Here is a demonstration from start to finish in which visual complements are used for color enhancement.
I juxtaposed the yellow lemons with their visual complement, blue, to make the lemons appear especially brilliant. This “Lemons on Blue” Study is easy for you to duplicate at home or in your studio. All you need are a dozen fresh lemons, a couple of blue cloths, possibly a lemon squeezer and a knife, and hey presto! You can paint along!
I used a quarter sheet (11″ x 15″) of Arches 140 lb cold pressed paper and the following Daniel Smith paints. Their pigment numbers are shown in parentheses:
• Hansa Yellow Light (PY3)
• Ultramarine Blue GS (PB29)
• Hansa Yellow (PY97)
• Cobalt Blue (PB28)
• French Ultramarine RS (PB29)
• Quinacridone Rose (PB19r)
After carefully arranging my lemons and cloths by a north-facing window, I made a credit card-sized value sketch by squinting to help me see the value. I then did a line drawing to scale on sketch paper which I subsequently transferred to my watercolor paper using a light table. I don’t like to photograph a subject and trace a drawing from it since I find this boring and feel it destroys creativity.
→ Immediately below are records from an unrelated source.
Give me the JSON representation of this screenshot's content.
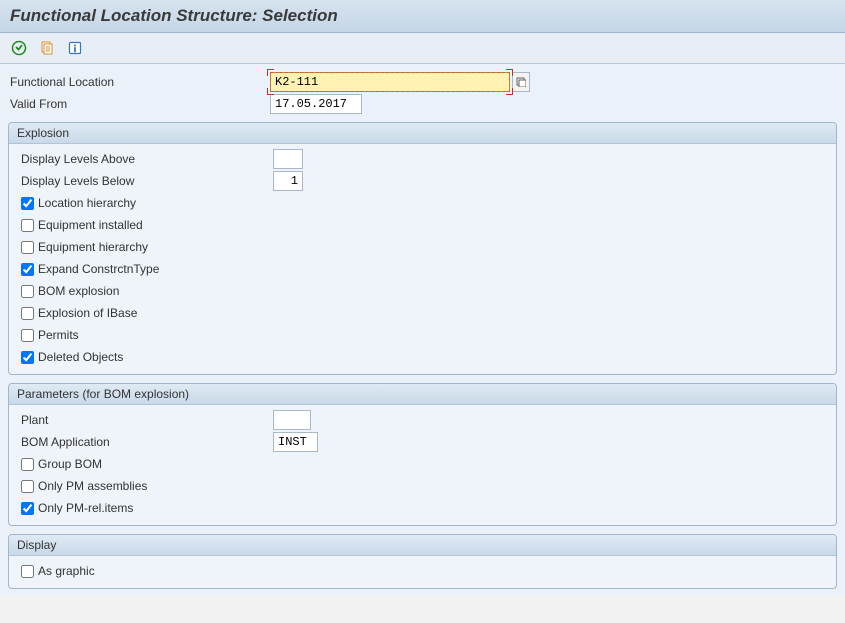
{
  "header": {
    "title": "Functional Location Structure: Selection"
  },
  "toolbar": {
    "execute": "execute-icon",
    "variants": "variants-icon",
    "info": "info-icon"
  },
  "selection": {
    "funcloc_label": "Functional Location",
    "funcloc_value": "K2-111",
    "validfrom_label": "Valid From",
    "validfrom_value": "17.05.2017"
  },
  "explosion": {
    "title": "Explosion",
    "levels_above_label": "Display Levels Above",
    "levels_above_value": "",
    "levels_below_label": "Display Levels Below",
    "levels_below_value": "1",
    "checks": {
      "loc_hier": {
        "label": "Location hierarchy",
        "checked": true
      },
      "eq_inst": {
        "label": "Equipment installed",
        "checked": false
      },
      "eq_hier": {
        "label": "Equipment hierarchy",
        "checked": false
      },
      "exp_ctype": {
        "label": "Expand ConstrctnType",
        "checked": true
      },
      "bom_exp": {
        "label": "BOM explosion",
        "checked": false
      },
      "ibase_exp": {
        "label": "Explosion of IBase",
        "checked": false
      },
      "permits": {
        "label": "Permits",
        "checked": false
      },
      "del_obj": {
        "label": "Deleted Objects",
        "checked": true
      }
    }
  },
  "params": {
    "title": "Parameters (for BOM explosion)",
    "plant_label": "Plant",
    "plant_value": "",
    "bomapp_label": "BOM Application",
    "bomapp_value": "INST",
    "checks": {
      "group_bom": {
        "label": "Group BOM",
        "checked": false
      },
      "pm_assemb": {
        "label": "Only PM assemblies",
        "checked": false
      },
      "pm_rel_items": {
        "label": "Only PM-rel.items",
        "checked": true
      }
    }
  },
  "display": {
    "title": "Display",
    "checks": {
      "as_graphic": {
        "label": "As graphic",
        "checked": false
      }
    }
  }
}
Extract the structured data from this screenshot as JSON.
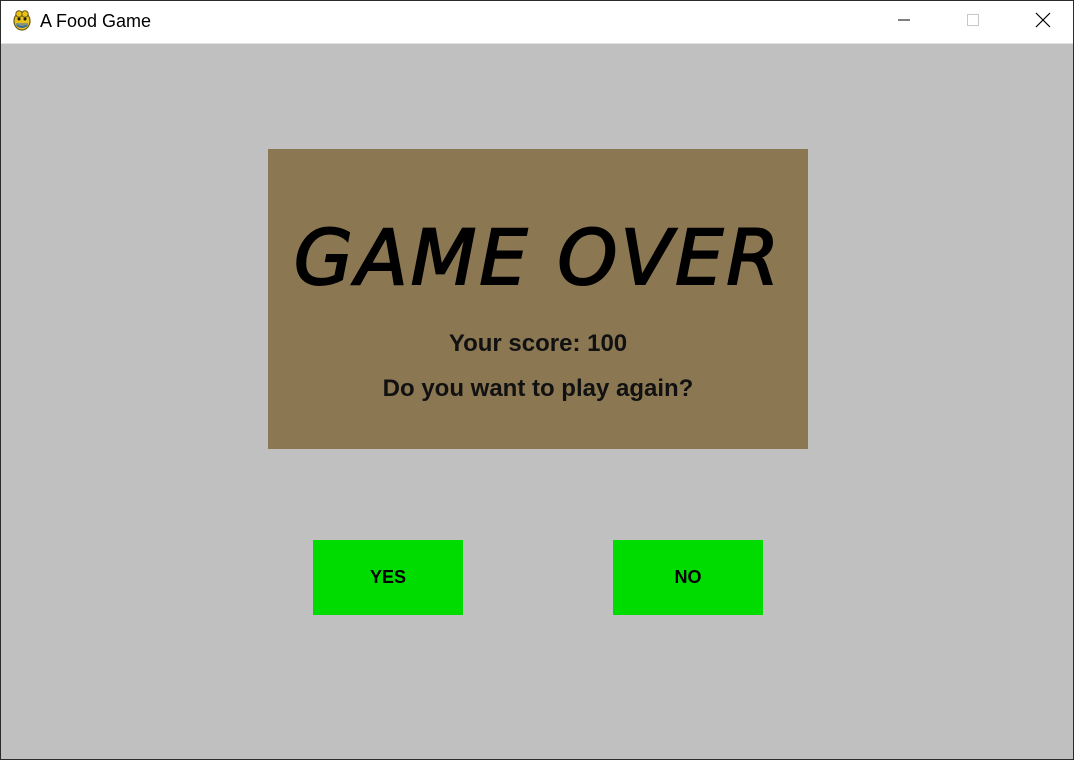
{
  "window": {
    "title": "A Food Game",
    "icon": "pygame-snake-icon",
    "controls": {
      "minimize_icon": "minimize-icon",
      "maximize_icon": "maximize-icon",
      "close_icon": "close-icon"
    }
  },
  "game": {
    "background_color": "#c0c0c0",
    "panel_color": "#8b7853",
    "heading": "GAME OVER",
    "score_text": "Your score: 100",
    "score_value": 100,
    "prompt": "Do you want to play again?",
    "buttons": {
      "yes_label": "YES",
      "no_label": "NO",
      "color": "#00dc00"
    }
  }
}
I next squeezed out blobs of paints in three separate palettes for my blues, yellows and grays. I mixed the grays from Cobalt Blue, Quinacridone Rose and Hansa Yellow Light. I put about a teaspoonful of water in each palette. To complete my preparations, I placed an absorbent cotton towel that was a little larger than my watercolor paper on a flat surface near by. You’ll see why soon!
I thoroughly wet my watercolor paper on the front and back surfaces and then placed it on a slick plexiglas board. I rewet the edges. I had to work rapidly to complete this stage before the shine left the paper surface.
I dropped in the shadows and blue stripes on the top left-hand cloth; then I laid in the blue underpainting for the glass lemon squeezer on the solid blue cloth. Making sure the paper still had a shine, I laid in the lemons’ form shadows and cast shadows using a purplish-gray mixed from Cobalt Blue, Quinacridone Rose and a touch of Hansa Yellow Light.
Once finished with that, I quickly transferred the wet paper to the flat towel to avoid backruns around the edges.
If the shine had left the surface before I completed the shadows, I would have had to thoroughly dry the paper to set the paint and then rewet it to prevent watermarks from forming. I could also use this procedure to restate values. It is important to have the values correct at the preliminary stage so the second stage is a cinch.
On completely dry paper, using a bamboo pen, I drew several dots of masking fluid on the blue paint on the lemon squeezer to preserve the white highlights. Then I placed my paper on a cotton cloth on my plexiglas board so I would avoid backrun watermarks around the edge.
Before painting the lemon yellow on each lemon, I placed a blob of clear water for the highlight. I rewet the solid blue cloth in sections and dropped on the first wash of blue paint. Occasionally, I lifted out paint with a damp sable brush. I left the lemon by the knife unpainted in the illustration to show the sequence.
Studying my set-up carefully, I worked in small areas as shown. If I wanted a soft edge, I made sure the paint was surrounded by clear water it could merge into. If I wanted a hard edge, I painted on dry paper. Sometimes I turned my painting upside down to gauge the underlying shapes. Finally, I added the dark accents and details.
I hope you’ve enjoyed this step-by-step study for visual complements. There are many more such demonstrations in my books Watercolor Right from the Start and Color Right from the Start, and as here, each one illustrates a different aspect of watercolor or color theory. Hilary Page’s Guide to Watercolor Paints identifies the very best paints now available to you for your own painting endeavors!